Landlords have had a hard time of it in recent years following the introduction of tougher tax rules, changes to mortgage reliefs and rising interest rates.
Quite a few of our clients are residential landlords, many of whom may be considering reducing their property portfolios over the course of 2018/19 if research is to be believed.
A recent study from the National Landlords Association suggested 1 in 5 housing landlords intend to sell up this year – the highest level for a decade.
Many of these may be smaller or accidental landlords, who have been hit the hardest by the changes as they struggle to absorb rising costs as easily as bigger fish in this pond.
But what forces are driving this change and how could it affect your business?
How do changes to mortgage interest relief affect me?
It is no longer possible for us to offset your entire mortgage interest bill against any rental income when it comes to calculating your tax liability.
Before 6 April 2016, all landlords in the private rented sector used to pay tax on the profits made in the financial year after deducting mortgage interest.
Instead, landlords in this sector now pay tax on the full amount of rent received before mortgage interest is paid.
As this is being phased in over 4 years, we can only deduct half of your costs from your profits in 2018/19 with the remaining half deducted from the basic rate of income tax.
Mortgage relief will drop by another 25% for 2019/20 before being fully phased out on 6 April 2020.
What can you tell me about a proposed tenant fees ban?
At the time of writing, it’s possible for landlords and letting agents to charge tenants certain fees.

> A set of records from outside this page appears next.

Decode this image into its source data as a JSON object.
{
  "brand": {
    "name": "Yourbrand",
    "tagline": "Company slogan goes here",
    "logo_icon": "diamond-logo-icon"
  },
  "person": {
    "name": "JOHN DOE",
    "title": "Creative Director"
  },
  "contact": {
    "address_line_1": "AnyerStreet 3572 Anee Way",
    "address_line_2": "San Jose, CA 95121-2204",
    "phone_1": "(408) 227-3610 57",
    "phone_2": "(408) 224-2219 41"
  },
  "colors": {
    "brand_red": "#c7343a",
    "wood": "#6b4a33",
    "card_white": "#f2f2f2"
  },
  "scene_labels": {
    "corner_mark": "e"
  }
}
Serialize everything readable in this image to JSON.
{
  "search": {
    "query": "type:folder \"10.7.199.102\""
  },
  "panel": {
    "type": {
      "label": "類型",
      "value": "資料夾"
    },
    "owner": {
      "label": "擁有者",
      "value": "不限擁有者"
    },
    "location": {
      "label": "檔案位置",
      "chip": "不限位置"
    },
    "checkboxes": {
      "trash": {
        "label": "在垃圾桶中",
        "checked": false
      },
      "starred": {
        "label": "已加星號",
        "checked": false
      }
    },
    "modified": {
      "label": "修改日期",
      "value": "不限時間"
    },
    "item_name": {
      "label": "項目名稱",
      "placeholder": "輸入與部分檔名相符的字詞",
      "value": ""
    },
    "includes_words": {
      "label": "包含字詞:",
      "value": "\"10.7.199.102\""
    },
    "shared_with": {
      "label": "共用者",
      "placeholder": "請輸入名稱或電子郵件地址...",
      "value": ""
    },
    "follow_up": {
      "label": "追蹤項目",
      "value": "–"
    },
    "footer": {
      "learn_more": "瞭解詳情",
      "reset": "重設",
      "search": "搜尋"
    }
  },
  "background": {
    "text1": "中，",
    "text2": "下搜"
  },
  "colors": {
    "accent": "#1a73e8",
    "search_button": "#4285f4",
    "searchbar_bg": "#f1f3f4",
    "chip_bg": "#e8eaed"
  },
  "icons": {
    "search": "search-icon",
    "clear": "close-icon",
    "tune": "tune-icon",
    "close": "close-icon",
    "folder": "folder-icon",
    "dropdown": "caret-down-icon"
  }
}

However, it seems certain the Tenant Fees Bill will receive Royal Assent sometime in 2018 and we recommend all landlords and letting agents get their houses in order now (excuse the pun!)
It’s likely that once the Bill is rubber-stamped, you will only be allowed to charge for holding deposits, rent, and any charges for the tenant defaulting on the contract.
All other tenant fees look likely to be banned, although this is subject to further change.
Are there any more landlord changes ahead?
You may have seen or heard media reports about the government cracking down on rogue landlords, and this is something to be wary of.
Most landlords with a property licence have nothing to worry about so long as the state of the accommodation you provide is in good condition and under good management.
However, Bristol City Council is consulting on plans to introduce an additional licensing scheme – called houses in multiple occupancy (HMO) – in a dozen wards around Bristol.
If approved, landlords with shared houses in these areas can pay for an extra licence which will theoretically cover the costs of council inspection teams conducting mandatory checks.
There’s also the threat of the Private Members’ Bill, which aims to give tenants the power to claim landlords are in breach of contract if the property is unfit for habitation.
Speak to the experts
Landlords are sailing in increasingly choppy waters at the moment and it’s more important than ever to be aware of the Revenue’s changes.